*** Data in this exercise Section Begins ***

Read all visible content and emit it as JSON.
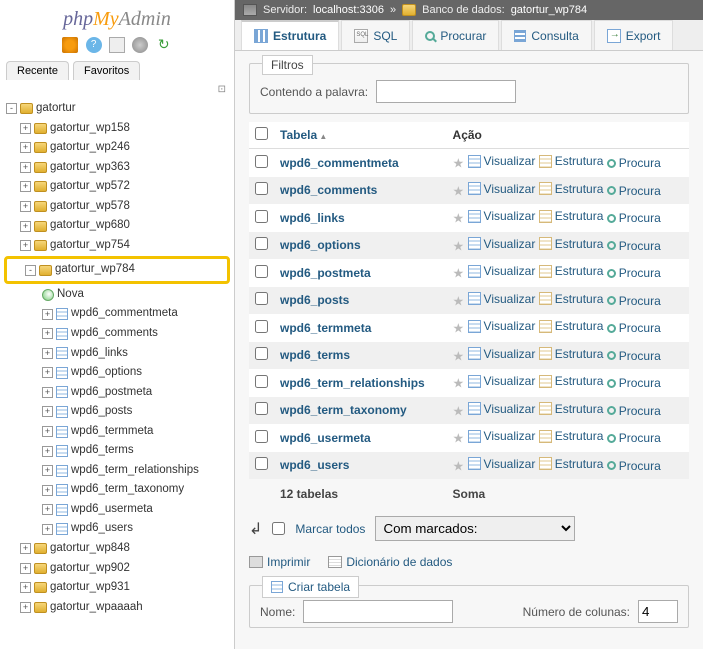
{
  "logo": {
    "php": "php",
    "my": "My",
    "admin": "Admin"
  },
  "side_tabs": {
    "recent": "Recente",
    "favs": "Favoritos"
  },
  "tree": {
    "root": "gatortur",
    "dbs_before": [
      "gatortur_wp158",
      "gatortur_wp246",
      "gatortur_wp363",
      "gatortur_wp572",
      "gatortur_wp578",
      "gatortur_wp680",
      "gatortur_wp754"
    ],
    "selected_db": "gatortur_wp784",
    "nova": "Nova",
    "selected_tables": [
      "wpd6_commentmeta",
      "wpd6_comments",
      "wpd6_links",
      "wpd6_options",
      "wpd6_postmeta",
      "wpd6_posts",
      "wpd6_termmeta",
      "wpd6_terms",
      "wpd6_term_relationships",
      "wpd6_term_taxonomy",
      "wpd6_usermeta",
      "wpd6_users"
    ],
    "dbs_after": [
      "gatortur_wp848",
      "gatortur_wp902",
      "gatortur_wp931",
      "gatortur_wpaaaah"
    ]
  },
  "crumb": {
    "server_label": "Servidor:",
    "server": "localhost:3306",
    "db_label": "Banco de dados:",
    "db": "gatortur_wp784"
  },
  "main_tabs": {
    "structure": "Estrutura",
    "sql": "SQL",
    "search": "Procurar",
    "query": "Consulta",
    "export": "Export"
  },
  "filter": {
    "legend": "Filtros",
    "label": "Contendo a palavra:"
  },
  "table": {
    "th_table": "Tabela",
    "th_action": "Ação",
    "rows": [
      {
        "name": "wpd6_commentmeta"
      },
      {
        "name": "wpd6_comments"
      },
      {
        "name": "wpd6_links"
      },
      {
        "name": "wpd6_options"
      },
      {
        "name": "wpd6_postmeta"
      },
      {
        "name": "wpd6_posts"
      },
      {
        "name": "wpd6_termmeta"
      },
      {
        "name": "wpd6_terms"
      },
      {
        "name": "wpd6_term_relationships"
      },
      {
        "name": "wpd6_term_taxonomy"
      },
      {
        "name": "wpd6_usermeta"
      },
      {
        "name": "wpd6_users"
      }
    ],
    "action_visualize": "Visualizar",
    "action_structure": "Estrutura",
    "action_search": "Procura",
    "footer_count": "12 tabelas",
    "footer_sum": "Soma"
  },
  "bulk": {
    "checkall": "Marcar todos",
    "with_selected": "Com marcados:"
  },
  "links": {
    "print": "Imprimir",
    "dict": "Dicionário de dados"
  },
  "create": {
    "legend": "Criar tabela",
    "name": "Nome:",
    "cols": "Número de colunas:",
    "cols_val": "4"
  }
}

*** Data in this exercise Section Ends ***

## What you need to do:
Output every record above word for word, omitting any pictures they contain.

## Your solution:
Read all visible content and emit it as JSON.
{
  "logo": {
    "php": "php",
    "my": "My",
    "admin": "Admin"
  },
  "side_tabs": {
    "recent": "Recente",
    "favs": "Favoritos"
  },
  "tree": {
    "root": "gatortur",
    "dbs_before": [
      "gatortur_wp158",
      "gatortur_wp246",
      "gatortur_wp363",
      "gatortur_wp572",
      "gatortur_wp578",
      "gatortur_wp680",
      "gatortur_wp754"
    ],
    "selected_db": "gatortur_wp784",
    "nova": "Nova",
    "selected_tables": [
      "wpd6_commentmeta",
      "wpd6_comments",
      "wpd6_links",
      "wpd6_options",
      "wpd6_postmeta",
      "wpd6_posts",
      "wpd6_termmeta",
      "wpd6_terms",
      "wpd6_term_relationships",
      "wpd6_term_taxonomy",
      "wpd6_usermeta",
      "wpd6_users"
    ],
    "dbs_after": [
      "gatortur_wp848",
      "gatortur_wp902",
      "gatortur_wp931",
      "gatortur_wpaaaah"
    ]
  },
  "crumb": {
    "server_label": "Servidor:",
    "server": "localhost:3306",
    "db_label": "Banco de dados:",
    "db": "gatortur_wp784"
  },
  "main_tabs": {
    "structure": "Estrutura",
    "sql": "SQL",
    "search": "Procurar",
    "query": "Consulta",
    "export": "Export"
  },
  "filter": {
    "legend": "Filtros",
    "label": "Contendo a palavra:"
  },
  "table": {
    "th_table": "Tabela",
    "th_action": "Ação",
    "rows": [
      {
        "name": "wpd6_commentmeta"
      },
      {
        "name": "wpd6_comments"
      },
      {
        "name": "wpd6_links"
      },
      {
        "name": "wpd6_options"
      },
      {
        "name": "wpd6_postmeta"
      },
      {
        "name": "wpd6_posts"
      },
      {
        "name": "wpd6_termmeta"
      },
      {
        "name": "wpd6_terms"
      },
      {
        "name": "wpd6_term_relationships"
      },
      {
        "name": "wpd6_term_taxonomy"
      },
      {
        "name": "wpd6_usermeta"
      },
      {
        "name": "wpd6_users"
      }
    ],
    "action_visualize": "Visualizar",
    "action_structure": "Estrutura",
    "action_search": "Procura",
    "footer_count": "12 tabelas",
    "footer_sum": "Soma"
  },
  "bulk": {
    "checkall": "Marcar todos",
    "with_selected": "Com marcados:"
  },
  "links": {
    "print": "Imprimir",
    "dict": "Dicionário de dados"
  },
  "create": {
    "legend": "Criar tabela",
    "name": "Nome:",
    "cols": "Número de colunas:",
    "cols_val": "4"
  }
}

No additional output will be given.